For once, Bollywood has come out with a sequel which feels organically grown. The 1990 hit ‘Ghayal’, featuring Sunny Deol as the ordinary-guy-forced-into-taking-the-law-into-his-own-hands, gave the leading man a lasting edge in the snarling stakes. No one could do it better.
‘Ghayal Once Again’ picks up threads from where the original had left off (there are brief flashbacks to prove it), borrows a character from the previous film, and presents the same leading man as older and grizzled, but as filled with hurt and rage as before, doing what he did before: acting as a one-man army against the corrupt system.

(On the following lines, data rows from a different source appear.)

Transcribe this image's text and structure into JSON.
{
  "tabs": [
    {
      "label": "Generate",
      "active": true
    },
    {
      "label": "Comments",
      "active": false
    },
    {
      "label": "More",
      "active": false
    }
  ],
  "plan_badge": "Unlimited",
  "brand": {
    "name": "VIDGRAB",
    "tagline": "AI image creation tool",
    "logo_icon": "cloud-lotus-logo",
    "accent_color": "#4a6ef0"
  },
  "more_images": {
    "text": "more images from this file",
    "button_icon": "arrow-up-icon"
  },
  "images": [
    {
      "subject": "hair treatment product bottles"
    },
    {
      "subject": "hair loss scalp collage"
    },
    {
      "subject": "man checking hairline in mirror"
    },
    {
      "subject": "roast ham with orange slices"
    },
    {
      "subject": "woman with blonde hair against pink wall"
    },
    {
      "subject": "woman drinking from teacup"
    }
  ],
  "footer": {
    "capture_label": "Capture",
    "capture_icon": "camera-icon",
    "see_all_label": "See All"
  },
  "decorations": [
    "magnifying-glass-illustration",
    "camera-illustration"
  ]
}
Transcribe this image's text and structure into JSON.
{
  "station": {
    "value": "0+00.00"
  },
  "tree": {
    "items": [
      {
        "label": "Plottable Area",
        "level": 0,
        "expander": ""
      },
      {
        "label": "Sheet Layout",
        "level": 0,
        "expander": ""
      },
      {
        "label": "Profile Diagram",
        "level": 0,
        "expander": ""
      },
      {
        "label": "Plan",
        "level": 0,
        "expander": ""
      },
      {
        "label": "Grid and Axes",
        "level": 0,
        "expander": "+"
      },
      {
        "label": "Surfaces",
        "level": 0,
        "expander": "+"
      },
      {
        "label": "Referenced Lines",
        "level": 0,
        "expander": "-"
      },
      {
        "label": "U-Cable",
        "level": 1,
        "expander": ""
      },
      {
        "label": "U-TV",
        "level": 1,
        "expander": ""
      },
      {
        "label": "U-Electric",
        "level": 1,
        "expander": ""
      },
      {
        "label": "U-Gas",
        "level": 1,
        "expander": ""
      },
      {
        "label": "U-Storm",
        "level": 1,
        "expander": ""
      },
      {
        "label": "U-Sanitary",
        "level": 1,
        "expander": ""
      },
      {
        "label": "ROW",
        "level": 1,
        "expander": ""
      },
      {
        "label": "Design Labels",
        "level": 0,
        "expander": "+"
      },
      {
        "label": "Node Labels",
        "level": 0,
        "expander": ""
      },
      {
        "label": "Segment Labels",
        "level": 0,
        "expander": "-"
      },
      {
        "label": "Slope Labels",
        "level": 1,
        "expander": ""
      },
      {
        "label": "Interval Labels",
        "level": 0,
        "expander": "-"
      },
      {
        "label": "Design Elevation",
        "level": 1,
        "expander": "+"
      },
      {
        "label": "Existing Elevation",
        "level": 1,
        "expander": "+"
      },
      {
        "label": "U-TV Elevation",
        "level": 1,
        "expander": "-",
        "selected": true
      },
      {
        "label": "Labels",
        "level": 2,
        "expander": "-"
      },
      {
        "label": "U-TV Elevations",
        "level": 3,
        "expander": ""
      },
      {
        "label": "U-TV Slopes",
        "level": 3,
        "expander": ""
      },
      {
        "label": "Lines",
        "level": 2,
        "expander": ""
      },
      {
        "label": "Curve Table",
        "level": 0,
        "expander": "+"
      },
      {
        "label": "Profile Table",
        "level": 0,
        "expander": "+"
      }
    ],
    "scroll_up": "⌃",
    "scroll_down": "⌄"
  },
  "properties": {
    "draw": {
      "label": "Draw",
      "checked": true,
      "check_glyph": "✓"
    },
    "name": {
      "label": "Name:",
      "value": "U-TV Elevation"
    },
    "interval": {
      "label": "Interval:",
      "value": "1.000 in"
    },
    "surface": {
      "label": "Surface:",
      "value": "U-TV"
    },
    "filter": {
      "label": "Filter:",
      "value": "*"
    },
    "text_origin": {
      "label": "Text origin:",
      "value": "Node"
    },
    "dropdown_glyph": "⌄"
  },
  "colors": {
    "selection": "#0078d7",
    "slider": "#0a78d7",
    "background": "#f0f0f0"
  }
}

The difference is in the director. Sunny Deol picks up the baton, and tries running with it. But he doesn’t go too far. Because the plot is a tired, tiresome cobbling together of bits and pieces of films we’ve seen before: the villains are familiar—a wealthy businessman (Jha), a complicit politician (Joshi), and their henchmen. Same old, yes, but with one more difference: many of the bad guys are ‘firangis’. (Read: Ghayal Once Again, Sanam Teri Kasam to clash at box-office today)
And that’s the trouble with this ‘Ghayal’ redux. The foreign element is all over the place: parts of the film remind you of ‘Die Hard’, ‘Mission Impossible’, ‘True Lies’, and other Hollywood actioners, overlaying a bunch of youngsters being terrorized by hoodlums, a Mumbai over-run by goons belonging to a billionaire who lives in a distinctive shaped building, an RTI activist (Puri) who comes to a sorry pass, and Ajay Satyakam Mehra galloping to the rescue.
The chief antagonist, on paper, may be the richie-rich played by Jha, and his cohorts, but the guy who squares up to Sunny Deol, and spends a lot of screen time chasing him, and being chased by him is a faceless, nameless ‘firangi’ fellow. That’s an instant bummer. Here’s our very own home-grown ‘dhai kilo ka haath’ who can show up the likes of Arnie Schwarzenegger any ol’ time, and who can kick it still, and there’s not even a properly menacing villain who can match up to him, snarl for snarl?
Bahut na-insaafi hai. Amrish Puri, we miss you. (PHOTOS: Ghayal Once Again, Sanam Teri Kasam to clash at box-office today)
Till the film keeps moving briskly—the chase scenes are effective, if stretched—you stay with it. And then the ludicrous plot with all those hanging threads kicks in, and prevents us from getting what we’ve come to this film for : to see Sunny D. do his thing the way only he can.
Sunny the actor is still a lethal weapon and can blow his opponent all the way across the room. Sunny the director should just get out his way.